The Long Way Home : An American Journey from Ellis Island to the Great War
From the author of "The Children's Blizzard" comes an epic story of the sacrifice and service of an immigrant generation. When the United States entered World War I in 1917, one-third of the nation's population had been born overseas or had a parent who was an immigrant. At the peak of U.S. involvement in the war, nearly one in five American soldiers was foreign-born. Many of these immigrant soldiers--most of whom had been drafted--knew little of America outside of tight-knit ghettos and backbreaking labor. Yet World War I would change their lives and ultimately reshape the nation itself. Italians, Jews, Poles, Norwegians, Slovaks, Russians, and Irishmen entered the army as aliens and returned as Americans, often as heroes. In "The Long Way Home," award-winning writer David Laskin traces the lives of a dozen men, eleven of whom left their childhood homes in Europe, journeyed through Ellis Island, and started over in a strange land. After detailing the daily realities of immigrant life in the factories, farms, mines, and cities of a rapidly growing nation, Laskin tells the heartbreaking stories of how these men--both conscripts and volunteers--joined the army, were swept into the ordeal of boot camp, and endured the month of hell that ended the war at the Argonne, where they truly became Americans. Those who survived were profoundly altered--and their experiences would shape the lives of their families as well. Epic, inspiring, and masterfully written, "The Long Way Home" is the unforgettable true story of the Great War, the world it remade, and the men who fought for a country not of their birth, but which held the hope and opportunity of a better way of life.
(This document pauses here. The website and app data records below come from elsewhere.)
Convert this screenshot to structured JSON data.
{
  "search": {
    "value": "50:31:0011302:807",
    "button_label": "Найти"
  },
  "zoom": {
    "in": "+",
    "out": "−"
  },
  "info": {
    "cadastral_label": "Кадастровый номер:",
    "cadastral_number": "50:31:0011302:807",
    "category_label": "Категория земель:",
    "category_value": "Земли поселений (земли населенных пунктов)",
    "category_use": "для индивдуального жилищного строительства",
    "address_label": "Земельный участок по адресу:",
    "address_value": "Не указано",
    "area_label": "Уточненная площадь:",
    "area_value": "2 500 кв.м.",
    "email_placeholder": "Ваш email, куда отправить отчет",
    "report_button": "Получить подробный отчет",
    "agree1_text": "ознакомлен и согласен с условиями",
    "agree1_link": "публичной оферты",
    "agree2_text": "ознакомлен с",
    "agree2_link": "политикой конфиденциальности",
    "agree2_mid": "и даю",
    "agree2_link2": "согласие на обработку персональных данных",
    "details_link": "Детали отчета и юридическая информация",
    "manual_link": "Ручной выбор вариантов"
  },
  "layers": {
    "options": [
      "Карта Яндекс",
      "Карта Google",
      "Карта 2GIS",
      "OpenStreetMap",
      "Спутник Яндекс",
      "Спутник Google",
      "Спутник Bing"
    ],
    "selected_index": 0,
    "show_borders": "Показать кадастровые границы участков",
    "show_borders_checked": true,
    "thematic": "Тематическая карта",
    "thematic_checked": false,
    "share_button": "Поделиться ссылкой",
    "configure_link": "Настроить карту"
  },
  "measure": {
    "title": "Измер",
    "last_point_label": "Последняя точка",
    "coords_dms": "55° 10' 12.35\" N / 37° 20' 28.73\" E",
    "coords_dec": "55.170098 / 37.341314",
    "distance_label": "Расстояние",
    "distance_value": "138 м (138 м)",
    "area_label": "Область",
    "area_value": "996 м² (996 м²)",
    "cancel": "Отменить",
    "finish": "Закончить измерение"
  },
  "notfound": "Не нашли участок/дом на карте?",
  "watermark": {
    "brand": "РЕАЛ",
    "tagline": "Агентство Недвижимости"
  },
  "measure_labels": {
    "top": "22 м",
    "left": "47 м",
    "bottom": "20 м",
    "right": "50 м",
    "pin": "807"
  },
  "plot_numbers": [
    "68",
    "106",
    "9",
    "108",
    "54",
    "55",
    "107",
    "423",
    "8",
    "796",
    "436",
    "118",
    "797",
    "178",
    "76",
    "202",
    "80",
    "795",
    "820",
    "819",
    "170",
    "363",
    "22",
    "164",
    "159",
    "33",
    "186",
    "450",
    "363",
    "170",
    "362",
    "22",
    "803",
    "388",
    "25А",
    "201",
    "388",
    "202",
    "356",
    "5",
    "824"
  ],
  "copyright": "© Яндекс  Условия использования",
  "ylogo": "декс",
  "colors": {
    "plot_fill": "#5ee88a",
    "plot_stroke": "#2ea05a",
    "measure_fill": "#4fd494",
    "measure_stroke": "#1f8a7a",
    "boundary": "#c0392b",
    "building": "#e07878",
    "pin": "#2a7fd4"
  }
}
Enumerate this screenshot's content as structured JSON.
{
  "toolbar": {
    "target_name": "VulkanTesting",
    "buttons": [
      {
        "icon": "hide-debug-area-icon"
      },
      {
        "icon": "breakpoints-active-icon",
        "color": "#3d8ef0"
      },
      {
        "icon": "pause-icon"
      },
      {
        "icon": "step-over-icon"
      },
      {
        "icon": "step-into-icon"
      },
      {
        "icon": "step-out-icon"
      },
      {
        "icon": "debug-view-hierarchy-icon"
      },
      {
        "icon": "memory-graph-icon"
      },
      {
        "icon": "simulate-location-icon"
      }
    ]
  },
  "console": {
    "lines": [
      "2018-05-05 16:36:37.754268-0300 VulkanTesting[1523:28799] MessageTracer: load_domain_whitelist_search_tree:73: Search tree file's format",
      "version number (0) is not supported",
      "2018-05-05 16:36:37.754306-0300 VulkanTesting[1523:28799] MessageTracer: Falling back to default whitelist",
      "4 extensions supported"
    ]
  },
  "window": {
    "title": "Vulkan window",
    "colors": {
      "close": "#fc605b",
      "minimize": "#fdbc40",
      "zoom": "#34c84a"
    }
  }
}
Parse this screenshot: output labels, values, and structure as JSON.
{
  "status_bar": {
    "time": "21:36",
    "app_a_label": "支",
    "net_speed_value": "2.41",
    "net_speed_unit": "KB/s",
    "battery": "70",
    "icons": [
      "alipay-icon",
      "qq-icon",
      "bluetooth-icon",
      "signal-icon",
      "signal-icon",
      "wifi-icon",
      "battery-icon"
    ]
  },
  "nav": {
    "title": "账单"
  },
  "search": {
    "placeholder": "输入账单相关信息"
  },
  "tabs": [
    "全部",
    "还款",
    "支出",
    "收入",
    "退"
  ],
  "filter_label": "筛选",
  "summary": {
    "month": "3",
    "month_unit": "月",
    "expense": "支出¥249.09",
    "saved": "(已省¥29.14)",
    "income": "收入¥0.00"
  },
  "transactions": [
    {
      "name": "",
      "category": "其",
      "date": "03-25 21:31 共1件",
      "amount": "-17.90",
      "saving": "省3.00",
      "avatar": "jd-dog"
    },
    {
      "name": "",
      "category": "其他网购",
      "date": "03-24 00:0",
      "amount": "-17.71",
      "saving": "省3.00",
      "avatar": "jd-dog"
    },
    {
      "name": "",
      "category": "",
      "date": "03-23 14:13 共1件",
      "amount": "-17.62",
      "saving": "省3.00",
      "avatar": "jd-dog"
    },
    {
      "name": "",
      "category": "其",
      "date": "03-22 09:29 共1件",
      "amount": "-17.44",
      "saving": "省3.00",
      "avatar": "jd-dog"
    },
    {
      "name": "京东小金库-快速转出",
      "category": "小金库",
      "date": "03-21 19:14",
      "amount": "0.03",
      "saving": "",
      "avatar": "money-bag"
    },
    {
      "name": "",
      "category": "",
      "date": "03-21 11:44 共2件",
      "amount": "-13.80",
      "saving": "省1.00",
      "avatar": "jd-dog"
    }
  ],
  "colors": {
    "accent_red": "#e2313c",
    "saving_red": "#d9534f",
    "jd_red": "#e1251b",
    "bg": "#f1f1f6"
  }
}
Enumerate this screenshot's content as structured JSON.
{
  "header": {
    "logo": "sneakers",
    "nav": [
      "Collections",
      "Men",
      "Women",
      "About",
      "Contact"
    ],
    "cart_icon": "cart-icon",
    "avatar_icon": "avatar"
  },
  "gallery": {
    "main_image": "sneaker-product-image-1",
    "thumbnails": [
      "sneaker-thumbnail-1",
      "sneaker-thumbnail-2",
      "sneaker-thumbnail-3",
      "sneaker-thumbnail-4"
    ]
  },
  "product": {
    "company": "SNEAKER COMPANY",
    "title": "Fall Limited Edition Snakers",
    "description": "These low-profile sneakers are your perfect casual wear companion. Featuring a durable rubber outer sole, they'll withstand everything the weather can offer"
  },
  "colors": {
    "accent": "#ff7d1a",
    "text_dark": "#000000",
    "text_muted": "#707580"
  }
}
- Hardback | 386 pages
- 154.94 x 228.6 x 40.64mm | 589.67g
- 16 Mar 2010
- United States
- Plates, black and white
"David Laskin's "The Long Way Home" is a brilliant blending of social analysis and personal narrative, which recovers the experience of a 'lost generation'--the immigrant 'greenhorns' who became Americans through service on the battlefields of World War I."--Richard Slotkin, author of "Gunfighter Nation"